[Dataset items]

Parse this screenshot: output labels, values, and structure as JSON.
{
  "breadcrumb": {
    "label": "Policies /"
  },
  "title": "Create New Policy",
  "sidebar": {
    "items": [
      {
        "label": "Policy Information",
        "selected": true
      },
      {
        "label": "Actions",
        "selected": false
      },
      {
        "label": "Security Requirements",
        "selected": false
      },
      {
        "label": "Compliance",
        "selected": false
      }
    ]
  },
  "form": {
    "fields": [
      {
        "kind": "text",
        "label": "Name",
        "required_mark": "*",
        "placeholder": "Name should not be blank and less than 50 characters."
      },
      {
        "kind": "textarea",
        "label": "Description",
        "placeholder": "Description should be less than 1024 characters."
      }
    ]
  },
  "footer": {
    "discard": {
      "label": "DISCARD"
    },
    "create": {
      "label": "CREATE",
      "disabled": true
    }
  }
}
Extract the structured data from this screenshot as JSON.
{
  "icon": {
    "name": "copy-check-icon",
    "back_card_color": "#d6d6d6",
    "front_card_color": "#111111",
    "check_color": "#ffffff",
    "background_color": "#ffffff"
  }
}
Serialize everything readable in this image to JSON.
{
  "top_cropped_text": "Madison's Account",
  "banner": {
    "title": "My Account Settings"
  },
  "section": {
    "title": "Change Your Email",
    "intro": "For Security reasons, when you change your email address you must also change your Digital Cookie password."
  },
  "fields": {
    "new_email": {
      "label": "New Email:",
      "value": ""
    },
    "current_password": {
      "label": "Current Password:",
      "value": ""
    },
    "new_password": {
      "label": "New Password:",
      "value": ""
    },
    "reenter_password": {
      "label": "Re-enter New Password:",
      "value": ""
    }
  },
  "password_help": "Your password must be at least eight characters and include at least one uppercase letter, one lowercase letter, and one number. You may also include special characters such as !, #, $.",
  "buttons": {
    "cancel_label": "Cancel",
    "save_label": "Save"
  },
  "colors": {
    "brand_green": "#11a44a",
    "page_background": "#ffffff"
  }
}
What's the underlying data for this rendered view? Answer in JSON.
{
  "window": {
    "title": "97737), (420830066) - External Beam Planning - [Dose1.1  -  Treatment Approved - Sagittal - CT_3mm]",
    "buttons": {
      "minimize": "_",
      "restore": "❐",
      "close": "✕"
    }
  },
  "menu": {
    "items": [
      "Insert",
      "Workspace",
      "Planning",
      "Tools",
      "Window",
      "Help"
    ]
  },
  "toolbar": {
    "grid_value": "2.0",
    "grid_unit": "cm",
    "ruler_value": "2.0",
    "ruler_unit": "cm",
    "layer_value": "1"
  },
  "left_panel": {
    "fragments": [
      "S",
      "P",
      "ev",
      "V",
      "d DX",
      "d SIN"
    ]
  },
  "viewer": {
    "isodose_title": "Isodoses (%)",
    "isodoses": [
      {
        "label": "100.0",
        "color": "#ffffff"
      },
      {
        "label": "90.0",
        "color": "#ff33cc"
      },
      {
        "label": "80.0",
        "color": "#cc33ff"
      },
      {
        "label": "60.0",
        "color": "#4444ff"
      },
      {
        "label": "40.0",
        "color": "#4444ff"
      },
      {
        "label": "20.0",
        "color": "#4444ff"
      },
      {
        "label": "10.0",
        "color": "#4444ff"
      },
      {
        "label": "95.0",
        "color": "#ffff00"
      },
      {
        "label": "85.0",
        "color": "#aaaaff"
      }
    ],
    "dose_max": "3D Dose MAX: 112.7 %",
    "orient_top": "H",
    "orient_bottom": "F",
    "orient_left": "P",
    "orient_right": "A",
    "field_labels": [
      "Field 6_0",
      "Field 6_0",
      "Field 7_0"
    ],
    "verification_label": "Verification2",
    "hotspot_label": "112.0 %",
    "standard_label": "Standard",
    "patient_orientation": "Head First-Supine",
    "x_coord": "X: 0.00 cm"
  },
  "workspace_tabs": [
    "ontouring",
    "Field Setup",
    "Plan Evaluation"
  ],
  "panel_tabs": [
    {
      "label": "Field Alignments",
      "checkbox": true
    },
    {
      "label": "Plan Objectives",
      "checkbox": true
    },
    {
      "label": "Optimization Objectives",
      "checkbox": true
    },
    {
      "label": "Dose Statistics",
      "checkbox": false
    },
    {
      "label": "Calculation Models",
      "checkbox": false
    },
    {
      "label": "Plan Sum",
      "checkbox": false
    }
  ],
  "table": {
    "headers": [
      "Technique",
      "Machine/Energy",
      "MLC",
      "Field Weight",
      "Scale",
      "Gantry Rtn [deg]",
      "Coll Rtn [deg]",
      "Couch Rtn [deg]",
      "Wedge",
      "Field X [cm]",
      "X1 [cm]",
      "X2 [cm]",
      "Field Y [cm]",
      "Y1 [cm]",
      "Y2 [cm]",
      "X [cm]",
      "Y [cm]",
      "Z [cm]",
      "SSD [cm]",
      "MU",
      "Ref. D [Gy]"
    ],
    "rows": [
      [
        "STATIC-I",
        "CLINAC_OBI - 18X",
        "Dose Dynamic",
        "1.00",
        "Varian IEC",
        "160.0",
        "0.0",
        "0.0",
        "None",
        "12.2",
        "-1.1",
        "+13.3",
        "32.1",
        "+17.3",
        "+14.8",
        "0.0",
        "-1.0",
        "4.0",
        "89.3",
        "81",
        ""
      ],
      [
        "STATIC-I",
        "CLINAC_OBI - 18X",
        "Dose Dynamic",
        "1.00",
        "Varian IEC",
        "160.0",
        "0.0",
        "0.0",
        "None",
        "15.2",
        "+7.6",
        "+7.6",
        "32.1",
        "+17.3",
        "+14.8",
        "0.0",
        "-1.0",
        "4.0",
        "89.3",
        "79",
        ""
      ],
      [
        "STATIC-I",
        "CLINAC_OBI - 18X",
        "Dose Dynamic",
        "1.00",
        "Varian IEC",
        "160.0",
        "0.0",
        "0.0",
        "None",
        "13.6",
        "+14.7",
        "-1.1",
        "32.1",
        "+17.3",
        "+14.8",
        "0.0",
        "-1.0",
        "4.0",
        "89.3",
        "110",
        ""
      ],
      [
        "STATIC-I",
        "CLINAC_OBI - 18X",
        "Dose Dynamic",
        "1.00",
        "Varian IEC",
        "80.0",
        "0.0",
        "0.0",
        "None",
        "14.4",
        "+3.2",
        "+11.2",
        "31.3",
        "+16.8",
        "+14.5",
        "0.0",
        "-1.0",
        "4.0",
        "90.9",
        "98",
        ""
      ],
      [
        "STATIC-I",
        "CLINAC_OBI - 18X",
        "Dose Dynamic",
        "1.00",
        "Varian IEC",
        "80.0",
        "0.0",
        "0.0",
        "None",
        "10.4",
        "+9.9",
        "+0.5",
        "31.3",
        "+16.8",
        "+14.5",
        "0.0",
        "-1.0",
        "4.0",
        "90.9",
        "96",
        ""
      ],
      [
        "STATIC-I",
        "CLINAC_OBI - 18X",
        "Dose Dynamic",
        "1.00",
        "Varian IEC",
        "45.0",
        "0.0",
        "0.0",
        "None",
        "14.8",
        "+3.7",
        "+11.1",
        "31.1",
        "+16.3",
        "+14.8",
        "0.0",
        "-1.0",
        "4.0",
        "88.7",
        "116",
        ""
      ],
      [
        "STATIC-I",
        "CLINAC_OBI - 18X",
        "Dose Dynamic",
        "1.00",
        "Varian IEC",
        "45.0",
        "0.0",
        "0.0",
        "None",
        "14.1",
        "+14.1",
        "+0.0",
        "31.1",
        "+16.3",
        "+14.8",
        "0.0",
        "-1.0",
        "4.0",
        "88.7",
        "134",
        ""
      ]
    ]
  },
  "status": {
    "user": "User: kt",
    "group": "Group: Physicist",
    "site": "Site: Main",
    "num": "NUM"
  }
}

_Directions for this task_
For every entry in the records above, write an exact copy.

_Exercise result_
Parse this screenshot: output labels, values, and structure as JSON.
{
  "breadcrumb": {
    "label": "Policies /"
  },
  "title": "Create New Policy",
  "sidebar": {
    "items": [
      {
        "label": "Policy Information",
        "selected": true
      },
      {
        "label": "Actions",
        "selected": false
      },
      {
        "label": "Security Requirements",
        "selected": false
      },
      {
        "label": "Compliance",
        "selected": false
      }
    ]
  },
  "form": {
    "fields": [
      {
        "kind": "text",
        "label": "Name",
        "required_mark": "*",
        "placeholder": "Name should not be blank and less than 50 characters."
      },
      {
        "kind": "textarea",
        "label": "Description",
        "placeholder": "Description should be less than 1024 characters."
      }
    ]
  },
  "footer": {
    "discard": {
      "label": "DISCARD"
    },
    "create": {
      "label": "CREATE",
      "disabled": true
    }
  }
}
Extract the structured data from this screenshot as JSON.
{
  "icon": {
    "name": "copy-check-icon",
    "back_card_color": "#d6d6d6",
    "front_card_color": "#111111",
    "check_color": "#ffffff",
    "background_color": "#ffffff"
  }
}
Serialize everything readable in this image to JSON.
{
  "top_cropped_text": "Madison's Account",
  "banner": {
    "title": "My Account Settings"
  },
  "section": {
    "title": "Change Your Email",
    "intro": "For Security reasons, when you change your email address you must also change your Digital Cookie password."
  },
  "fields": {
    "new_email": {
      "label": "New Email:",
      "value": ""
    },
    "current_password": {
      "label": "Current Password:",
      "value": ""
    },
    "new_password": {
      "label": "New Password:",
      "value": ""
    },
    "reenter_password": {
      "label": "Re-enter New Password:",
      "value": ""
    }
  },
  "password_help": "Your password must be at least eight characters and include at least one uppercase letter, one lowercase letter, and one number. You may also include special characters such as !, #, $.",
  "buttons": {
    "cancel_label": "Cancel",
    "save_label": "Save"
  },
  "colors": {
    "brand_green": "#11a44a",
    "page_background": "#ffffff"
  }
}
What's the underlying data for this rendered view? Answer in JSON.
{
  "window": {
    "title": "97737), (420830066) - External Beam Planning - [Dose1.1  -  Treatment Approved - Sagittal - CT_3mm]",
    "buttons": {
      "minimize": "_",
      "restore": "❐",
      "close": "✕"
    }
  },
  "menu": {
    "items": [
      "Insert",
      "Workspace",
      "Planning",
      "Tools",
      "Window",
      "Help"
    ]
  },
  "toolbar": {
    "grid_value": "2.0",
    "grid_unit": "cm",
    "ruler_value": "2.0",
    "ruler_unit": "cm",
    "layer_value": "1"
  },
  "left_panel": {
    "fragments": [
      "S",
      "P",
      "ev",
      "V",
      "d DX",
      "d SIN"
    ]
  },
  "viewer": {
    "isodose_title": "Isodoses (%)",
    "isodoses": [
      {
        "label": "100.0",
        "color": "#ffffff"
      },
      {
        "label": "90.0",
        "color": "#ff33cc"
      },
      {
        "label": "80.0",
        "color": "#cc33ff"
      },
      {
        "label": "60.0",
        "color": "#4444ff"
      },
      {
        "label": "40.0",
        "color": "#4444ff"
      },
      {
        "label": "20.0",
        "color": "#4444ff"
      },
      {
        "label": "10.0",
        "color": "#4444ff"
      },
      {
        "label": "95.0",
        "color": "#ffff00"
      },
      {
        "label": "85.0",
        "color": "#aaaaff"
      }
    ],
    "dose_max": "3D Dose MAX: 112.7 %",
    "orient_top": "H",
    "orient_bottom": "F",
    "orient_left": "P",
    "orient_right": "A",
    "field_labels": [
      "Field 6_0",
      "Field 6_0",
      "Field 7_0"
    ],
    "verification_label": "Verification2",
    "hotspot_label": "112.0 %",
    "standard_label": "Standard",
    "patient_orientation": "Head First-Supine",
    "x_coord": "X: 0.00 cm"
  },
  "workspace_tabs": [
    "ontouring",
    "Field Setup",
    "Plan Evaluation"
  ],
  "panel_tabs": [
    {
      "label": "Field Alignments",
      "checkbox": true
    },
    {
      "label": "Plan Objectives",
      "checkbox": true
    },
    {
      "label": "Optimization Objectives",
      "checkbox": true
    },
    {
      "label": "Dose Statistics",
      "checkbox": false
    },
    {
      "label": "Calculation Models",
      "checkbox": false
    },
    {
      "label": "Plan Sum",
      "checkbox": false
    }
  ],
  "table": {
    "headers": [
      "Technique",
      "Machine/Energy",
      "MLC",
      "Field Weight",
      "Scale",
      "Gantry Rtn [deg]",
      "Coll Rtn [deg]",
      "Couch Rtn [deg]",
      "Wedge",
      "Field X [cm]",
      "X1 [cm]",
      "X2 [cm]",
      "Field Y [cm]",
      "Y1 [cm]",
      "Y2 [cm]",
      "X [cm]",
      "Y [cm]",
      "Z [cm]",
      "SSD [cm]",
      "MU",
      "Ref. D [Gy]"
    ],
    "rows": [
      [
        "STATIC-I",
        "CLINAC_OBI - 18X",
        "Dose Dynamic",
        "1.00",
        "Varian IEC",
        "160.0",
        "0.0",
        "0.0",
        "None",
        "12.2",
        "-1.1",
        "+13.3",
        "32.1",
        "+17.3",
        "+14.8",
        "0.0",
        "-1.0",
        "4.0",
        "89.3",
        "81",
        ""
      ],
      [
        "STATIC-I",
        "CLINAC_OBI - 18X",
        "Dose Dynamic",
        "1.00",
        "Varian IEC",
        "160.0",
        "0.0",
        "0.0",
        "None",
        "15.2",
        "+7.6",
        "+7.6",
        "32.1",
        "+17.3",
        "+14.8",
        "0.0",
        "-1.0",
        "4.0",
        "89.3",
        "79",
        ""
      ],
      [
        "STATIC-I",
        "CLINAC_OBI - 18X",
        "Dose Dynamic",
        "1.00",
        "Varian IEC",
        "160.0",
        "0.0",
        "0.0",
        "None",
        "13.6",
        "+14.7",
        "-1.1",
        "32.1",
        "+17.3",
        "+14.8",
        "0.0",
        "-1.0",
        "4.0",
        "89.3",
        "110",
        ""
      ],
      [
        "STATIC-I",
        "CLINAC_OBI - 18X",
        "Dose Dynamic",
        "1.00",
        "Varian IEC",
        "80.0",
        "0.0",
        "0.0",
        "None",
        "14.4",
        "+3.2",
        "+11.2",
        "31.3",
        "+16.8",
        "+14.5",
        "0.0",
        "-1.0",
        "4.0",
        "90.9",
        "98",
        ""
      ],
      [
        "STATIC-I",
        "CLINAC_OBI - 18X",
        "Dose Dynamic",
        "1.00",
        "Varian IEC",
        "80.0",
        "0.0",
        "0.0",
        "None",
        "10.4",
        "+9.9",
        "+0.5",
        "31.3",
        "+16.8",
        "+14.5",
        "0.0",
        "-1.0",
        "4.0",
        "90.9",
        "96",
        ""
      ],
      [
        "STATIC-I",
        "CLINAC_OBI - 18X",
        "Dose Dynamic",
        "1.00",
        "Varian IEC",
        "45.0",
        "0.0",
        "0.0",
        "None",
        "14.8",
        "+3.7",
        "+11.1",
        "31.1",
        "+16.3",
        "+14.8",
        "0.0",
        "-1.0",
        "4.0",
        "88.7",
        "116",
        ""
      ],
      [
        "STATIC-I",
        "CLINAC_OBI - 18X",
        "Dose Dynamic",
        "1.00",
        "Varian IEC",
        "45.0",
        "0.0",
        "0.0",
        "None",
        "14.1",
        "+14.1",
        "+0.0",
        "31.1",
        "+16.3",
        "+14.8",
        "0.0",
        "-1.0",
        "4.0",
        "88.7",
        "134",
        ""
      ]
    ]
  },
  "status": {
    "user": "User: kt",
    "group": "Group: Physicist",
    "site": "Site: Main",
    "num": "NUM"
  }
}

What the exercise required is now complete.